Lesser men may have packed their kilt and marched away into the shadows, after suffering a harrowing season of tennis. But Rafael Nadal is no ordinary mortal. The irrepressible Spaniard absorbed the disappointment of defeat with typical fortitude, refusing to be cowed down by the worst season of his illustrious career.
The fact that Nadal is scripting a stirring recovery on the hard courts is a tribute to his resilience and indomitable willpower. And as Novak Djokovic rules tennis with an iron fist, Nadal’s return to the height of his prowess augurs wells for men’s tennis.
Nadal has suffered a series of stinging defeats this year. Fabio Fognini, Milos Raonic and Stanislas Wawrinka have all dealt blows on the hurting Spaniard. An emboldened Dustin Brown produced a remarkable performance to oust Nadal very early at Wimbledon.
But it was Fognini who twisted the knife deeper into the flesh for Nadal. Having already tamed the raging bull in Rio and Barcelona, Fognini did a Houdini trick in New York on the man that made a career out of battling to the bitter end.
The Italian overturned a two set deficit to earn a mightily impressive 3-6, 4-6, 6-4, 6-3, 6-4 victory in the third round of the US Open. It appeared then that Nadal was sinking into a deep quagmire made slushier by a mind in turmoil.
Nadal though refused to bow down, searching for positives and defending his team with a stoic resolve.
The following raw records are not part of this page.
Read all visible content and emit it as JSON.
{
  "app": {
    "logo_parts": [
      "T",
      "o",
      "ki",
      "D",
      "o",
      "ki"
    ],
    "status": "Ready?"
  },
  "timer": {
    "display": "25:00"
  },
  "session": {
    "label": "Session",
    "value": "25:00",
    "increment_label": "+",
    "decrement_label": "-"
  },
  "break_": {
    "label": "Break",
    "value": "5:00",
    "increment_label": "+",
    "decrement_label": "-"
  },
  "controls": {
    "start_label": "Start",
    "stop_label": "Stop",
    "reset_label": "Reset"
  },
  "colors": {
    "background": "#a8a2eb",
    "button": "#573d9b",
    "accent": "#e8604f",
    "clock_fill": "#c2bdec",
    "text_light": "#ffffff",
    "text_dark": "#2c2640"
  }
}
He insisted that some good tennis was round the corner, even if he was finding it difficult to find any buyers.
Just when it seemed like Nadal might ease out of the season and prepare for a fresh assault next season, he has sprung a massive surprise with a brilliant run in recent weeks.
The Spaniard has traditionally been weak toward the end of the season, having expended his energies through the European summer. But he is busy this season scripting some of the best late season results of his wealthy career.
The raging bull from Manacor has been marching through the post grand slam season with renewed vigor, devouring the very same opponents that tormented him earlier this season. In nailing down Raonic in Shanghai, the Spaniard was clearly avenging the Indian Wells loss that hurt his confidence at an important time in the season.
Nadal faced Wawrinka in the next round in Shanghai, the man who beat him in Madrid to deepen the damage he was suffering in the worst clay court season of his career. The Spaniard humiliated the Swiss for the loss of just three games.
Of course, by the time he arrived in Shanghai, Nadal had already dealt with an Italian opponent who was threatening to rent space in the head of the mighty bull. Rafa beat Fognini in a convincing effort in Beijing to underscore the fact that he was well on his way to mending the dents to his fragile confidence.
On the fast paced indoor hard courts of Basel this past week, Nadal was kept on edge as he pursued his first title on the surface since Madrid in 2005. But he came through some bruising battles against Grigor Dimitrov and Marin Cilic, underlining his growing hunger for victory.
Clearly Nadal is back to hunting with his customary ferocity and never say die spirit. On Sunday, he raised the temperature inside the St Jakobshalle stadium with some resolute tennis. Facing a near fatal break point in the sixth game of the second set against a rampant Roger Federer, Nadal found a powerful serve to remain alive.
He showed great heart in pushing the match into a third set, despite a packed stadium baying for his blood with their vocal support to the local hero. A 141kmph forehand winner at full stretch was a sight to behold, as Nadal responded with a venomous strike to a raging inside out forehand from his opponent.
Nadal may have fallen marginally short at the end, but this was a fast paced surface and the Spaniard had been struggling for confidence. After this week though, Nadal may no longer have to dwell on the vexing topic anymore.
''I lost but I was close to winning, very close,'' asserted Nadal in the aftermath of his 34th match against Federer. ''Today I have been very competitive against one of the best players in the world. And on the toughest surface for me.''
He found some answers these past few weeks and the Spaniard is clearly ready for an assault next season to regain his lost glory on the red dirt of Europe. Tennis might be struggling to unearth its next big star, but the men at the top are no pushovers.
Djokovic’s dominance will be tested next year. With Andy Murray very eager to regain a taste of grand slam metal and Federer continuing to innovate in an effort to turn the clock back, it will not be long before Nadal regains his rightful place among the big four in their insatiable hunt for decorative silver.
Updated Date: Nov 03, 2015 11:23:58 IST